◆ Task directions
In the listing, determine how many lines contain "this". The reply is that number alone.

◆ Provided entries
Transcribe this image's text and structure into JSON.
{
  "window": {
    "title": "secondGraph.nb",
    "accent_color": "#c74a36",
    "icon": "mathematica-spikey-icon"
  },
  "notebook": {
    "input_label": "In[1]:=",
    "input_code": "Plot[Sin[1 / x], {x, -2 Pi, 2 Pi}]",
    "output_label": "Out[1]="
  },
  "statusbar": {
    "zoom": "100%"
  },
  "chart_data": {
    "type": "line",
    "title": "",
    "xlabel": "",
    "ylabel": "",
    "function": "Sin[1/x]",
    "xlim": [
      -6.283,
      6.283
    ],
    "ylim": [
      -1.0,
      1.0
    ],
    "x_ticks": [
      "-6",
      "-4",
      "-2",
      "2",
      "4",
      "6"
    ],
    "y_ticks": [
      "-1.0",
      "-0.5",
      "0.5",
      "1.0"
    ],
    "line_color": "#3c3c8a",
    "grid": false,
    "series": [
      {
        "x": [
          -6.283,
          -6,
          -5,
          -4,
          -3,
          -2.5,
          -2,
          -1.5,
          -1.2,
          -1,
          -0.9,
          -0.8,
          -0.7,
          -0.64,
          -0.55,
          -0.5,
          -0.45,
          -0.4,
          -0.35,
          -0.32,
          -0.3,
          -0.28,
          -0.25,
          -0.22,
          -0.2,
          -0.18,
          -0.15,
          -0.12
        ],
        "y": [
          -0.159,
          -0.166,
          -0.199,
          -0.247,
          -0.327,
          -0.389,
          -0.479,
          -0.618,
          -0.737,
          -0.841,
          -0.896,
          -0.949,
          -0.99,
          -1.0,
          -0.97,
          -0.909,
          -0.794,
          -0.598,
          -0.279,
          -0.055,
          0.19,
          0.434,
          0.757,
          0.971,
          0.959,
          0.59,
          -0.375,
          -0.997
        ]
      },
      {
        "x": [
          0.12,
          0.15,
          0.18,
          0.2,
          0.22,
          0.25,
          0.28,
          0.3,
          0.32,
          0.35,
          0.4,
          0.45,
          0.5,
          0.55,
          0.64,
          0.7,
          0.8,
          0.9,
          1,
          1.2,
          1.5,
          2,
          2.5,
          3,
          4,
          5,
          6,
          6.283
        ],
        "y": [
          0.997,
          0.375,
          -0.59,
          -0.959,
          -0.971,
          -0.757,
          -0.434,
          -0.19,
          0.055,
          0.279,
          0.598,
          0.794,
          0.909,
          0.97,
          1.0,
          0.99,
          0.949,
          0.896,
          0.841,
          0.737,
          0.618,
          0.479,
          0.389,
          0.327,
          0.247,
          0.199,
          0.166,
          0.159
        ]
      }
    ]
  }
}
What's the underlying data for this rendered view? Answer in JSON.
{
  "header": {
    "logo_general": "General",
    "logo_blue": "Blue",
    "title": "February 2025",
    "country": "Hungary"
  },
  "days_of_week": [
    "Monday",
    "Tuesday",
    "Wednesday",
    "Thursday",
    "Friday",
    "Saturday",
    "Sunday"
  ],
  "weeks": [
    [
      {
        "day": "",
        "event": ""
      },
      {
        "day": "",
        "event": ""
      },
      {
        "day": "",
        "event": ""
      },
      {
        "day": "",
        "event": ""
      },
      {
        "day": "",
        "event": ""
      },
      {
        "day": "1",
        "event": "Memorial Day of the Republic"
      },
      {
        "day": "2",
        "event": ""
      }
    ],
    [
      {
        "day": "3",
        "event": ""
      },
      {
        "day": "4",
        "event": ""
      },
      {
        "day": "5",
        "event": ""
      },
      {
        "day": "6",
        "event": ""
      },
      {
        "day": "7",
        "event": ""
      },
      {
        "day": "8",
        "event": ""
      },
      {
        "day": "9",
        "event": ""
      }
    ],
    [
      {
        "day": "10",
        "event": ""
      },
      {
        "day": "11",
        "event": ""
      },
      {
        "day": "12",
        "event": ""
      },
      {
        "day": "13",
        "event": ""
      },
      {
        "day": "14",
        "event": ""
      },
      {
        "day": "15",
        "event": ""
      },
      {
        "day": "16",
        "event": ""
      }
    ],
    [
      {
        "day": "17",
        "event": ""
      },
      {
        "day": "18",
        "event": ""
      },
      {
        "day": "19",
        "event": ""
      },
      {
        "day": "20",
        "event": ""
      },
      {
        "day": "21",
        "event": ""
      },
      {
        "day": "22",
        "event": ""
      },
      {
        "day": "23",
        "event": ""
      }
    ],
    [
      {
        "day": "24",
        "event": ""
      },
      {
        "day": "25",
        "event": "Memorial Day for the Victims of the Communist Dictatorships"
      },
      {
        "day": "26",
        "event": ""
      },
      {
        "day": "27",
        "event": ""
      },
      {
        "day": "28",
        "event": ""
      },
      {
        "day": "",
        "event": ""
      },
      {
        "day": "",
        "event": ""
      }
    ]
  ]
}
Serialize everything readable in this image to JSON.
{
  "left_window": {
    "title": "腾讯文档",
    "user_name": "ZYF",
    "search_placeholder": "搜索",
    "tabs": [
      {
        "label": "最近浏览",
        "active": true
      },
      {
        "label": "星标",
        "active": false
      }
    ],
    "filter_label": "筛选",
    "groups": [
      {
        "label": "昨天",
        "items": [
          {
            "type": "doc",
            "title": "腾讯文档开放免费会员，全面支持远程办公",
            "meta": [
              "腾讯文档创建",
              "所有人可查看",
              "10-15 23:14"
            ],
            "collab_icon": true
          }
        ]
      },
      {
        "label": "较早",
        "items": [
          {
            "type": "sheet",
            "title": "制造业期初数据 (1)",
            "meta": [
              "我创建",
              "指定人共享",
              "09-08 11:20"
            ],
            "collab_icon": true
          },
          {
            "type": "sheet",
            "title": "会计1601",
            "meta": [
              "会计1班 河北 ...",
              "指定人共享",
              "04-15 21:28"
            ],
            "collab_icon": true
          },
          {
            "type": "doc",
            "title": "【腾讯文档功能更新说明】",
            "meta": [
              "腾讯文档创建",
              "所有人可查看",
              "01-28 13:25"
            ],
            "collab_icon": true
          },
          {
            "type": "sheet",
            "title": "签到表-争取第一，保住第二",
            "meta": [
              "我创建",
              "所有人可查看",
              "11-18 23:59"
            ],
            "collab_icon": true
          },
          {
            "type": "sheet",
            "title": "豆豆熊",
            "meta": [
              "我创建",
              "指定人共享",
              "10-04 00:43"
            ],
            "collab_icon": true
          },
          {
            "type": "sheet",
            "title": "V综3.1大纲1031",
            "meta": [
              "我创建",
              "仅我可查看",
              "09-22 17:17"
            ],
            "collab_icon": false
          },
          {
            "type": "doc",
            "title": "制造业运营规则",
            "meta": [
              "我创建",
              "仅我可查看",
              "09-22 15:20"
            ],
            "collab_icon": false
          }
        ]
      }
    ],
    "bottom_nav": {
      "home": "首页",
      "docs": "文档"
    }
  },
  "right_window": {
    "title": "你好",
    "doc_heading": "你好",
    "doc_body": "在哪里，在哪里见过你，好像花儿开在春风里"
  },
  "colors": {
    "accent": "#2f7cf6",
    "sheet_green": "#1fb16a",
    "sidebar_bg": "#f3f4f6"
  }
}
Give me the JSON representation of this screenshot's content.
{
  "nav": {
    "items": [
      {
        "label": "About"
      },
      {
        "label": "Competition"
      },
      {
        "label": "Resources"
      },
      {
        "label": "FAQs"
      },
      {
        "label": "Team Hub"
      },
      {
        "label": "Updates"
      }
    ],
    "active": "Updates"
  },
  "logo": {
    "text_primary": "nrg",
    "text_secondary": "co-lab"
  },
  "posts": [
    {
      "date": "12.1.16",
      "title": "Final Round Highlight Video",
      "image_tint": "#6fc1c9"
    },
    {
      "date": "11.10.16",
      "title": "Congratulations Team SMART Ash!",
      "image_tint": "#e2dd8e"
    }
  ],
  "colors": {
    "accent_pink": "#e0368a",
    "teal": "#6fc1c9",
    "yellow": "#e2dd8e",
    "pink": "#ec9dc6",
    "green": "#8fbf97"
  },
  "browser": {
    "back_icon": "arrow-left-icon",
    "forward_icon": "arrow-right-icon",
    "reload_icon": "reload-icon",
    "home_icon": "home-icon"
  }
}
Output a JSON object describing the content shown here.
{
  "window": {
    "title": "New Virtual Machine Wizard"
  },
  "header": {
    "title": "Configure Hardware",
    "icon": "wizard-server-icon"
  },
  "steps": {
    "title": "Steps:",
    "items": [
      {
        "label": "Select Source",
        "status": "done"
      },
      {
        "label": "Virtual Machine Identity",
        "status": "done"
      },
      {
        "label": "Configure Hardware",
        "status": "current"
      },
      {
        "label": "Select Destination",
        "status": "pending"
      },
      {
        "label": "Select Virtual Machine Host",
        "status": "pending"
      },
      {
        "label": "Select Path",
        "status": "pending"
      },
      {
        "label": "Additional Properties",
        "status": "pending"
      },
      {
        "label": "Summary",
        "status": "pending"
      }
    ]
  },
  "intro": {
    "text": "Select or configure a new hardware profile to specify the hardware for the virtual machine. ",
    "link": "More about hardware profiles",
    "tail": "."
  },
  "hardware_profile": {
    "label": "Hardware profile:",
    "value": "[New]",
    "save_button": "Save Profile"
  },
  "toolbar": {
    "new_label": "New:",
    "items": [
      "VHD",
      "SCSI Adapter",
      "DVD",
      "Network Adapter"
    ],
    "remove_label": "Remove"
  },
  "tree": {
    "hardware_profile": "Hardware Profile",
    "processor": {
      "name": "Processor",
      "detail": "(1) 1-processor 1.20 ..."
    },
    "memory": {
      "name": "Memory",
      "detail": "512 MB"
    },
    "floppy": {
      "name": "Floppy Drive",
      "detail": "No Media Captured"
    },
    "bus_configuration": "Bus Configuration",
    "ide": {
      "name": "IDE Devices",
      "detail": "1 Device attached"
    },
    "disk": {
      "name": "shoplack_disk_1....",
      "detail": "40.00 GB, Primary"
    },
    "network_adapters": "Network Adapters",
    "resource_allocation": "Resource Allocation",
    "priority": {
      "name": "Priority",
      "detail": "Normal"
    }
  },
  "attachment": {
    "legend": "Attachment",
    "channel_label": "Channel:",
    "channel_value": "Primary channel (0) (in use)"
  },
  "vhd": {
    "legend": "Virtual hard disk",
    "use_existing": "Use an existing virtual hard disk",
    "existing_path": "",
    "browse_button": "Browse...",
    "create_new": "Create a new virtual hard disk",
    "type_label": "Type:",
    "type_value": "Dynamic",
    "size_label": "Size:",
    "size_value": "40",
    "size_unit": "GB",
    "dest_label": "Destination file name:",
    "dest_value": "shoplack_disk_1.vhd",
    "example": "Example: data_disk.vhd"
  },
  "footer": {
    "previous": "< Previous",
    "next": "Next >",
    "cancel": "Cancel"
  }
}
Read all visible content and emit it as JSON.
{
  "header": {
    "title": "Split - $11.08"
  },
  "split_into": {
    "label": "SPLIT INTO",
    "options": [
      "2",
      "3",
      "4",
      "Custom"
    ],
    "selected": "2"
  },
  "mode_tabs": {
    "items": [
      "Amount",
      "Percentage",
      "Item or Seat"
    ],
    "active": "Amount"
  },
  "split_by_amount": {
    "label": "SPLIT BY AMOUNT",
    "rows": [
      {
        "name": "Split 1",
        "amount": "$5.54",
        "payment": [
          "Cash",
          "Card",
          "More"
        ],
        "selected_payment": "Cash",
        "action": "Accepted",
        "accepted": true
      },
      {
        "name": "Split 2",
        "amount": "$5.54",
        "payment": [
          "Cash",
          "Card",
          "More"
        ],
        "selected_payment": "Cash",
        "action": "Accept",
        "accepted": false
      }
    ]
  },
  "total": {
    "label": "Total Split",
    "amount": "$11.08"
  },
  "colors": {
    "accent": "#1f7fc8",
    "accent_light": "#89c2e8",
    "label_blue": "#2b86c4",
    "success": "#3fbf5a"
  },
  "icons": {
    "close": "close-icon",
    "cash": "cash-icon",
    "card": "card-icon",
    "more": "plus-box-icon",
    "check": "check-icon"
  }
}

◆ Task answer
4